Now the raw number of COVID deaths in prisons may mean something, but when compared to carried out death sentences, what exactly are you trying to say professor? It seems to be an irrelevant metric and hardly remarkable. Would it be less remarkable if California had actually carried out some its 700+ death judgments to the ledger flipping the numbers? I find that questionable. While you do acknowledge the problematic comparison, it seems that it is not just problematic, it is simply irrelevant. In court during a criminal trial irrelevant metrics are excluded. It seems to me that the same should apply here.

Posted by: David | Nov 15, 2020 9:06:24 AM

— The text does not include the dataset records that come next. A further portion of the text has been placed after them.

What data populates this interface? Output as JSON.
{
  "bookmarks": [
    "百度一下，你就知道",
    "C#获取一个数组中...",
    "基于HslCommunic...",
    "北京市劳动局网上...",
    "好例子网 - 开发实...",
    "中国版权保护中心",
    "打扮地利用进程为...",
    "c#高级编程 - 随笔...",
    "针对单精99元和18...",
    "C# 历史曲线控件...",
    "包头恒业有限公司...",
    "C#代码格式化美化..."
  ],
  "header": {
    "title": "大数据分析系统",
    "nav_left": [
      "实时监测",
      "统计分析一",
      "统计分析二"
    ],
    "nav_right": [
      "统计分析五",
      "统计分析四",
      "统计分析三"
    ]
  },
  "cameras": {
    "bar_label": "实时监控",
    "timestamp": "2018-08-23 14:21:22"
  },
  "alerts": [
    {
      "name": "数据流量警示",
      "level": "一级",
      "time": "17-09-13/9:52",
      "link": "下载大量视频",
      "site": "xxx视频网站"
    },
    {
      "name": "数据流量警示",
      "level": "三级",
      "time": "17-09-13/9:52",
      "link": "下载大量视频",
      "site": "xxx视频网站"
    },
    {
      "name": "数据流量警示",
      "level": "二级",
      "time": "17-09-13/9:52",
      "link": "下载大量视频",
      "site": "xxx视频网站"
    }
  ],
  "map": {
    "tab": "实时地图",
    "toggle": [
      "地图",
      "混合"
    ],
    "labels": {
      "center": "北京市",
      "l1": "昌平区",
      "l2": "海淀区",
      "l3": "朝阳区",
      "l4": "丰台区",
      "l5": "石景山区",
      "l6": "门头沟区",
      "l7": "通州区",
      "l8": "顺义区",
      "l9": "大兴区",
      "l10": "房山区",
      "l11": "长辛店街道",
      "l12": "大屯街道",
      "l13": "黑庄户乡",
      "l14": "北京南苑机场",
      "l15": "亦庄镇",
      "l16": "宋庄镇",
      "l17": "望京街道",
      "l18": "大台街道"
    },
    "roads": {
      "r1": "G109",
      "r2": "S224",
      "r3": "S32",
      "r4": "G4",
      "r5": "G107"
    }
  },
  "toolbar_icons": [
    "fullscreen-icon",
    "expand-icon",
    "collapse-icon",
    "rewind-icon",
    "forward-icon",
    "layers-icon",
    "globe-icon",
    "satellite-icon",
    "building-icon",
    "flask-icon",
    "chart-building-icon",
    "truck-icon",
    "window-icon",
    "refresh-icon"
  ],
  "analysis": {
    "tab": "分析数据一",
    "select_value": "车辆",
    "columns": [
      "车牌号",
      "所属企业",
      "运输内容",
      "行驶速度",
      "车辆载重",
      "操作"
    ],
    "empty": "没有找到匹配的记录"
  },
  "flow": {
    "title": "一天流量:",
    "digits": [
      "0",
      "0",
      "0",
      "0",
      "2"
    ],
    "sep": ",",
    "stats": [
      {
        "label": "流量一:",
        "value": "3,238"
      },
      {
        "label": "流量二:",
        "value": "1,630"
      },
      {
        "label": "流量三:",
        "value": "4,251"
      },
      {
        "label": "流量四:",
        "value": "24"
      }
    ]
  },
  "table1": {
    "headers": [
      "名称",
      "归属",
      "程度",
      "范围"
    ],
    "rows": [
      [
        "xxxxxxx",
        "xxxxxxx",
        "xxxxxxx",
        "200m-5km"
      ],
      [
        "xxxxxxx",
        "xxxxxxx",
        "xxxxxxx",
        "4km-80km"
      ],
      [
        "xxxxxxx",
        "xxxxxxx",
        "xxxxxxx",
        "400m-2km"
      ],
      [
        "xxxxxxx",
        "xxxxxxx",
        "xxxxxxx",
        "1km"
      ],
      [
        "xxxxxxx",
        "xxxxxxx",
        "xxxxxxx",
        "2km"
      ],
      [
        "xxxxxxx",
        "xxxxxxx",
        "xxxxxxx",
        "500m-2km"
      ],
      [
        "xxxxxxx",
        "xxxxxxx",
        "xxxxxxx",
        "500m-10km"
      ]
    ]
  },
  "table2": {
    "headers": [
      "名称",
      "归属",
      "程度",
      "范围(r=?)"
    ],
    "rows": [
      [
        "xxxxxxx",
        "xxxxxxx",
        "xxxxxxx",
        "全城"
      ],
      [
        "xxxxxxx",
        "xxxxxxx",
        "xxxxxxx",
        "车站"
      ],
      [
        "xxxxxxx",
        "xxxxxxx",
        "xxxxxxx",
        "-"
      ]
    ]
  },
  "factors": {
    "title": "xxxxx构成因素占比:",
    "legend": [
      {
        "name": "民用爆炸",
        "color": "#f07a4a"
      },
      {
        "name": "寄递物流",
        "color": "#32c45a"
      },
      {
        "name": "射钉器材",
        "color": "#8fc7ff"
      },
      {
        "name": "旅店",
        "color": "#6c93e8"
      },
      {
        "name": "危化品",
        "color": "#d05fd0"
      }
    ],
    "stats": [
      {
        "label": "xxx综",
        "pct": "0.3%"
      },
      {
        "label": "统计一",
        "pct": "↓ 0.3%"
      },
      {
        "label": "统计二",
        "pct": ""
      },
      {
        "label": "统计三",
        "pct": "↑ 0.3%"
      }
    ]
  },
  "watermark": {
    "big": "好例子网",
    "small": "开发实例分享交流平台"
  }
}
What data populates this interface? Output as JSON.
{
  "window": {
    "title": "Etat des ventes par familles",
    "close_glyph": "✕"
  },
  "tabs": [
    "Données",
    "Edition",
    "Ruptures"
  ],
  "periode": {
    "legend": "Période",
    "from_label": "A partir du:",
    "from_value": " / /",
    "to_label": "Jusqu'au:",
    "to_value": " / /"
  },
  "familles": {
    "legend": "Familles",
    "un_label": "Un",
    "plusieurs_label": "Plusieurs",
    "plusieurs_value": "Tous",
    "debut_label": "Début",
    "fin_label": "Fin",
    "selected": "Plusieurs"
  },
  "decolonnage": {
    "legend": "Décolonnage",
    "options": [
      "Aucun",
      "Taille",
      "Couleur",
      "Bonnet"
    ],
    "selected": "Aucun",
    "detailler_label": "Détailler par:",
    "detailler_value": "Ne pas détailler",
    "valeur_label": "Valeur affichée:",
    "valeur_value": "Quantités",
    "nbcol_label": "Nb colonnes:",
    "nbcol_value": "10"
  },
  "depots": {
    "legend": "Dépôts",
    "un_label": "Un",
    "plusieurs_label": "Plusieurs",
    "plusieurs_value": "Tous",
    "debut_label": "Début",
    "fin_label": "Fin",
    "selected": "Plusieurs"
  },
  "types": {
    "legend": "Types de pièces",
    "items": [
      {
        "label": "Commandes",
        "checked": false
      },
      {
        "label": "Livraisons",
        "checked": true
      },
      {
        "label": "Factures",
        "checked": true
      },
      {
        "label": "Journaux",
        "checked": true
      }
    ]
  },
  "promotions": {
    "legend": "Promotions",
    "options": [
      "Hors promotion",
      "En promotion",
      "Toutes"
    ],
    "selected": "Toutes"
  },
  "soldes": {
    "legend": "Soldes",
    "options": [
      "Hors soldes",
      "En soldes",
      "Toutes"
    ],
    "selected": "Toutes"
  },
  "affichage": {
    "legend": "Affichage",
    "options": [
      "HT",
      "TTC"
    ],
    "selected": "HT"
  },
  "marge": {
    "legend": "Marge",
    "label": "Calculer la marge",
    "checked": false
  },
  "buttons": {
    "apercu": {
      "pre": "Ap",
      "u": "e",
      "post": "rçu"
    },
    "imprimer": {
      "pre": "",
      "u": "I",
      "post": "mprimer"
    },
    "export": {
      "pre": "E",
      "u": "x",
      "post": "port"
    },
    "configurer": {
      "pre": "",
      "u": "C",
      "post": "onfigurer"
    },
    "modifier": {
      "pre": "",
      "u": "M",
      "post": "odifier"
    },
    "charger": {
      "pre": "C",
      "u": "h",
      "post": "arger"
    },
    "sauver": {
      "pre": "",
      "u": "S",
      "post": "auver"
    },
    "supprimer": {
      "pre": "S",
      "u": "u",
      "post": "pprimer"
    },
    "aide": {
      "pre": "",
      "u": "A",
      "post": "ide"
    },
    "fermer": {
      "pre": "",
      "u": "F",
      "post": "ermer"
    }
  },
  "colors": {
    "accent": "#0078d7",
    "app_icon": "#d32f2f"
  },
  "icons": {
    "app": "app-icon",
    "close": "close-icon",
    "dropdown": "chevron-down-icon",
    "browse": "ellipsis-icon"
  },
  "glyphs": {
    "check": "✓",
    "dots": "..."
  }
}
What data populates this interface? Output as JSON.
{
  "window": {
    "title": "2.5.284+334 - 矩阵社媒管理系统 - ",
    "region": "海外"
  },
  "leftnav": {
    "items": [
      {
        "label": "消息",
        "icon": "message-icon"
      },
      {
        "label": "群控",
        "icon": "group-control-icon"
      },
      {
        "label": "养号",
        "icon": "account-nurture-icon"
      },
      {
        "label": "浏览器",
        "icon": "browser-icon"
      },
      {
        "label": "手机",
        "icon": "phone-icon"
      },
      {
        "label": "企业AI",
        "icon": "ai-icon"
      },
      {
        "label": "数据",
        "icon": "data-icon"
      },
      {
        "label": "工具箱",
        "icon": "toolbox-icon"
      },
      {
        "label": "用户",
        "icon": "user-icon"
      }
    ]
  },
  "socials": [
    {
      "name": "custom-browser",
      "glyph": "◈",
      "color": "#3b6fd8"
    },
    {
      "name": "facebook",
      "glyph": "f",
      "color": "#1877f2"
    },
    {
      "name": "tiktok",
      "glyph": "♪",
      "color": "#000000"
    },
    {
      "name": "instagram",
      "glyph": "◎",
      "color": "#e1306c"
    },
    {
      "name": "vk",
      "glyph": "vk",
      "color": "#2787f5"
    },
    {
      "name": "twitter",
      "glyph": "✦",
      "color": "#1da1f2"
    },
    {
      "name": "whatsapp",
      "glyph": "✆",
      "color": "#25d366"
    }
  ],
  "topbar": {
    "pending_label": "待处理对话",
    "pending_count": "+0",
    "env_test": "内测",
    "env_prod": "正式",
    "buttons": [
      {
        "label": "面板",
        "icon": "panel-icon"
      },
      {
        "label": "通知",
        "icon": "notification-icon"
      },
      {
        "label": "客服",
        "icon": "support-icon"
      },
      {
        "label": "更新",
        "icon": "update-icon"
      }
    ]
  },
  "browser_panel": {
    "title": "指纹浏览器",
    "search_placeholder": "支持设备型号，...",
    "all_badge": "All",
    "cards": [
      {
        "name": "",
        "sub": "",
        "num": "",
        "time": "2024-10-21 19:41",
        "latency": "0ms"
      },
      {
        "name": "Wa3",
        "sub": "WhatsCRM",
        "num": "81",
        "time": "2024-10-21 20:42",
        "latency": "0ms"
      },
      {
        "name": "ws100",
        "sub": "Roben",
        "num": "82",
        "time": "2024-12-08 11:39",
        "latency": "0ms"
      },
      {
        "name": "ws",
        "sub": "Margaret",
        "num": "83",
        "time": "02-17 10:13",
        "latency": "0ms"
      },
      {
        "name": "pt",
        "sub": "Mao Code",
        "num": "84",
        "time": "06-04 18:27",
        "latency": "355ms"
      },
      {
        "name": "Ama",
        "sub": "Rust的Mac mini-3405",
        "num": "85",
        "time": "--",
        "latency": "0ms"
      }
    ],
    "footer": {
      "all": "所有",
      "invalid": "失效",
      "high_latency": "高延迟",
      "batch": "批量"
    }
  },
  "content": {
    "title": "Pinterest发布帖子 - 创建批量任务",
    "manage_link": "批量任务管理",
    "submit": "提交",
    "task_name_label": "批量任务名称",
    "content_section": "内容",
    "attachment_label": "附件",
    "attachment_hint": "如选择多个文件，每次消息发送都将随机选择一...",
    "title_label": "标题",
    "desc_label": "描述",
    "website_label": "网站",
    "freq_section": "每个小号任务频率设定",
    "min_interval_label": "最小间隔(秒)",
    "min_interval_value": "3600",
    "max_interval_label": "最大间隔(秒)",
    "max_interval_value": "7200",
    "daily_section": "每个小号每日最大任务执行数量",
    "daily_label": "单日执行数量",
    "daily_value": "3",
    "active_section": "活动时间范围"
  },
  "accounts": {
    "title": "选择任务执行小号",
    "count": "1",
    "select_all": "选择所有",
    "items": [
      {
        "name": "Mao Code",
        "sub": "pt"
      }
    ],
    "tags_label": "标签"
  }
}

David: we have now had roughly 50 years of a modern elaborate constitutional capital jurisprudence, and we have spent likely trillions of dollars and hours on administering our modern capital punishment systems, and the end result of all that work can be measured in the total number of convicted persons duly executed. I think it interesting to compare all that capital energy and expense to the carnage wrought by COVID on the incarcerated US population in just a matter of month.

Among other goals, I hope these data encourage lawmakers, executive officials and others --- particularly those eager to preach about "the sanctity of human life" as VP Mike Pence did just yesterday --- not to disregard persons confined to cages when working toward pandemic relief. I also think it useful to remind everyone that COVID deaths are in a true sense random, while executions are not at all random, even though some critics of capital punishment are eager to assert the system is unconstitutionally arbitrary.

Of course, this blog is obviously not a criminal trial, and each individual reader can be the judge of whether to exclude this information from his or her mind. I continue to find the comparison interesting and noteworthy, and I will likely continue to note when we hit grim new prisoner death milestones.

Posted by: Doug B. | Nov 15, 2020 9:42:53 AM


Understood. It is your blog so I, of course, accept that you can and will identify any milestone and comparison you see fit. I just find the comparison not noteworthy at all and it ends up detracting from the point you make in your explanation to me.

I would also note if we are talking about "capital energy and expense," I suspect just in the last year the United States has spent far, far more than we have toward capital murder in modern times. Some will argue to no net effect of lives saved in the long run, but at an astronomical cost going forward. I will also say that it is similarly a not particularly relevant comparison, but since it is interesting, it seems it can be mentioned.

Posted by: David | Nov 15, 2020 10:22:06 AM

I find it remarkable, for example, that California reportedly spends about $200 million per year in attorneys' fees and expenses litigating death penalty cases, when that state has more than 740 people on Death Row, but hasn't actually executed anyone in more than 14 years. I am wondering whether California has spent anything approaching $200 million in 2020 trying to protect all of its inmates (those on death row and not on death row) from contracting and dying from COVID-19? That is a metric I find meaningful under the 8th Amendment prohibition against cruel and unusual punishment.

Posted by: Jim Gormley | Nov 15, 2020 1:38:59 PM

Thanks, Jim, for articulating one aspect of this comparison that this discussion might engage. And thanks, David, for the engagement, though I am not sure I understand what you mean when saying "I suspect just in the last year the United States has spent far, far more than we have toward capital murder in modern times."

Posted by: Doug B. | Nov 15, 2020 5:30:59 PM


I meant toward COVID remediation and the associated economic costs of lockdowns.


Posted by: David | Nov 17, 2020 6:04:47 PM

Post a comment

In the body of your email, please indicate if you are a professor, student, prosecutor, defense attorney, etc. so I can gain a sense of who is reading my blog. Thank you, DAB